* _What this task involves_
Pictures must not be copied, but every entry must be reproduced exactly.

* _Records supplied_

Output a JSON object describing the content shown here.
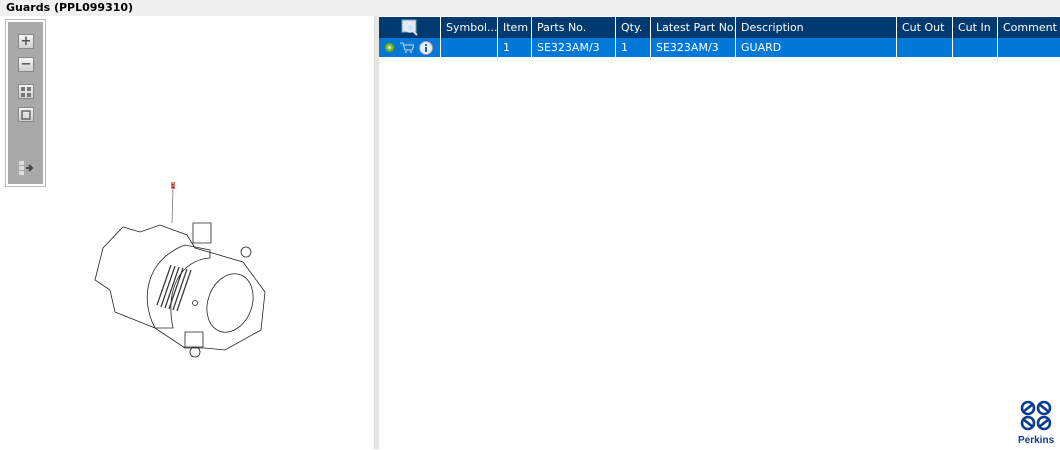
{
  "title": "Guards (PPL099310)",
  "toolbar": {
    "zoom_in_icon": "zoom-in-icon",
    "zoom_out_icon": "zoom-out-icon",
    "fit_icon": "fit-all-icon",
    "actual_size_icon": "actual-size-icon",
    "export_icon": "export-icon"
  },
  "drawing": {
    "callout": "1"
  },
  "table": {
    "columns": [
      "",
      "Symbol...",
      "Item",
      "Parts No.",
      "Qty.",
      "Latest Part No.",
      "Description",
      "Cut Out",
      "Cut In",
      "Comment"
    ],
    "rows": [
      {
        "symbol": "",
        "item": "1",
        "parts_no": "SE323AM/3",
        "qty": "1",
        "latest_part_no": "SE323AM/3",
        "description": "GUARD",
        "cut_out": "",
        "cut_in": "",
        "comment": ""
      }
    ]
  },
  "brand": {
    "name": "Perkins",
    "color": "#0a3d91"
  },
  "colors": {
    "header": "#003a70",
    "selected_row": "#0078d7"
  }
}
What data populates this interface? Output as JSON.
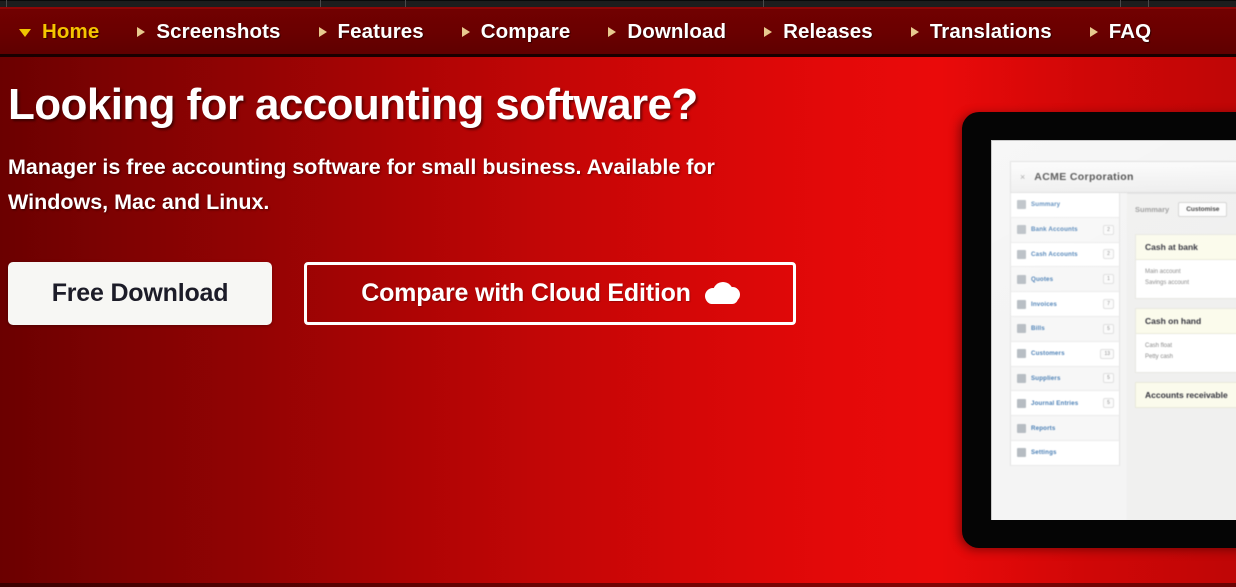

* _Written reply_
Output a JSON object describing the content shown here.
{
  "title": "Guards (PPL099310)",
  "toolbar": {
    "zoom_in_icon": "zoom-in-icon",
    "zoom_out_icon": "zoom-out-icon",
    "fit_icon": "fit-all-icon",
    "actual_size_icon": "actual-size-icon",
    "export_icon": "export-icon"
  },
  "drawing": {
    "callout": "1"
  },
  "table": {
    "columns": [
      "",
      "Symbol...",
      "Item",
      "Parts No.",
      "Qty.",
      "Latest Part No.",
      "Description",
      "Cut Out",
      "Cut In",
      "Comment"
    ],
    "rows": [
      {
        "symbol": "",
        "item": "1",
        "parts_no": "SE323AM/3",
        "qty": "1",
        "latest_part_no": "SE323AM/3",
        "description": "GUARD",
        "cut_out": "",
        "cut_in": "",
        "comment": ""
      }
    ]
  },
  "brand": {
    "name": "Perkins",
    "color": "#0a3d91"
  },
  "colors": {
    "header": "#003a70",
    "selected_row": "#0078d7"
  }
}
What data populates this interface? Output as JSON.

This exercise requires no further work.